County bosses want Senate to amend Allocation of Revenue Act to enable them to access Sh270bn from World Bank.
Forty five counties are unable to access Sh270 billion from the World Bank to develop their urban centres because the law bars them from getting funds directly from international lenders.
The Council of Governors has consequently approached the Senate to once again amend the County Allocation of Revenue Act, which was only assented to by President Kenyatta on Wednesday, to enable them to access the funds.
President Kenyatta signed the bill into law, paving the way for the disbursement of Sh77 billion by the National Treasury to the cash-strapped counties to enable them to implement their development projects.
Governors had accused the State of sabotage, saying they had been compelled to seek loans from commercial banks to meet their needs, including paying workers’ salaries and buying drugs for their hospitals.
On Thursday, the Council of Governors chairman Josphat Nanok said: “The council would like to urge the Senate to quickly amend the Act to include the projected $22.3 million (Sh2.29 billion) for the next three years and $9 million (Sh927 million) for this financial year.”
He went on: “This will enable the county governments to proceed and budget for their respective allocations for the implementation of the urban programme.”
The Turkana governor, who spoke moments after chairing an extraordinary meeting that discussed a variety of issues, said the World Bank-funded project to be implemented under the Kenya Urban Support Programme is expected to be implemented in six years.
The bank envisages that if the law is successfully amended in January, counties will in February be expected to draw their supplementary budgets to include funds for the project as Treasury prepares for the release of the funds.
Should this happen, the funds should be in the counties’ bank accounts by March.
“Therefore, as they develop their integrated development and other sectoral plans at the beginning of their respective regimes, this programme will contribute immensely to the fulfilment of the said plans,” noted Mr Nanok.

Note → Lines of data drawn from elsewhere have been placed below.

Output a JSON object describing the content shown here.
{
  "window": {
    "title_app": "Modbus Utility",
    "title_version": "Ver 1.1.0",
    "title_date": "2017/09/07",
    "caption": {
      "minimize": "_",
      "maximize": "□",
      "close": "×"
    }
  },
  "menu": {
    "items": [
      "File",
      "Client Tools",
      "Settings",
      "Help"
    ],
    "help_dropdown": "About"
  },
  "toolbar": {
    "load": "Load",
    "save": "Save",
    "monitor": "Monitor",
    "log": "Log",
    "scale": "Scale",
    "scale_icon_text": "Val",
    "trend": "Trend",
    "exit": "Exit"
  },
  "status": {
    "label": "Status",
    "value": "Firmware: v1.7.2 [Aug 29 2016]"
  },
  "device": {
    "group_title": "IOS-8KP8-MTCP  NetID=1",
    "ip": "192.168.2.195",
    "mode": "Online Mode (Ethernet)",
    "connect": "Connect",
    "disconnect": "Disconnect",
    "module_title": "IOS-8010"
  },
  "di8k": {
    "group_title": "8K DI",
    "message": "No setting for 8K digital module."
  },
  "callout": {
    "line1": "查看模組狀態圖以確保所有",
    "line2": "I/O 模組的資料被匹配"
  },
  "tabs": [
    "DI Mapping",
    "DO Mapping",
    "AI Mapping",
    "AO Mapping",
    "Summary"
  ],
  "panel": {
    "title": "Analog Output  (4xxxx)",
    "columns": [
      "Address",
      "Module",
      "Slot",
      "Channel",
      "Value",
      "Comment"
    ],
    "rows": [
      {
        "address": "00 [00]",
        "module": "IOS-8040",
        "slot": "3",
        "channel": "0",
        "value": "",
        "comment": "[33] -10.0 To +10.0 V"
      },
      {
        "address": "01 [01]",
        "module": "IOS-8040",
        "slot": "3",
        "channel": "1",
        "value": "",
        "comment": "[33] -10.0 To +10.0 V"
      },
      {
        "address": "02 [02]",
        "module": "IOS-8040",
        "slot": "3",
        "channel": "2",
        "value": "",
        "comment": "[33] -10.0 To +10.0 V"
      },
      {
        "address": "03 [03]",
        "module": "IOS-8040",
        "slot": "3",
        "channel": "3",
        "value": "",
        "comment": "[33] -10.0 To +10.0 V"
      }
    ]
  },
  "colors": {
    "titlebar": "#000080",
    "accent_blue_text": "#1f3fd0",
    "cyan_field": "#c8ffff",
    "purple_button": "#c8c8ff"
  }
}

The Nation has established that World Bank representatives, who made a presentation during yesterday’s meeting at the council’s headquarters at Delta House, Nairobi, sought assurances from the governors that the funds would be spent prudently.
The bank representatives, however, gave preconditions that would facilitate the release of the funds: First, the county bosses are expected to ensure all their programmes aimed at urban infrastructure development are properly planned and budgeted for in line with the County Allocation of Revenue Act.
Second, the funds must be transferred from the County Revenue Funds in line with work plans and on a timely basis, and third, that the funds be accounted for transparently in line with the agreed conditions.
“This, the World Bank representatives told us, will smoothen the pathway for future programmes directly supporting the counties,” a source, who attended the meeting but sought anonymity as he is not the council’s spokesperson, told Nation.
The programme, Nation further learnt, has been divided into three phases, with the first costing Sh3.1 billion ($30.3 million) and set to benefit all the 47 counties.
The second and third phases, costing Sh2.28 billion ($22.2 million) and Sh25.4 billion ($247.5 million), would benefit at least 59 municipalities in 45 counties, excluding those in Nairobi and Mombasa.
“The eligible municipalities have been determined as follows; All the 45 county capitals as per the County Government Act and an additional 14 municipalities as per the Urban and Cities Act,” the source added.
On Thursday, the governors also set up a committee to be chaired by Mr Nanok to spearhead peace in the country.
Part of the committee’s mandate, Mr Nanok said, would be to reach out to both President Kenyatta and Nasa leader Raila Odinga to help cool down political temperatures in the country.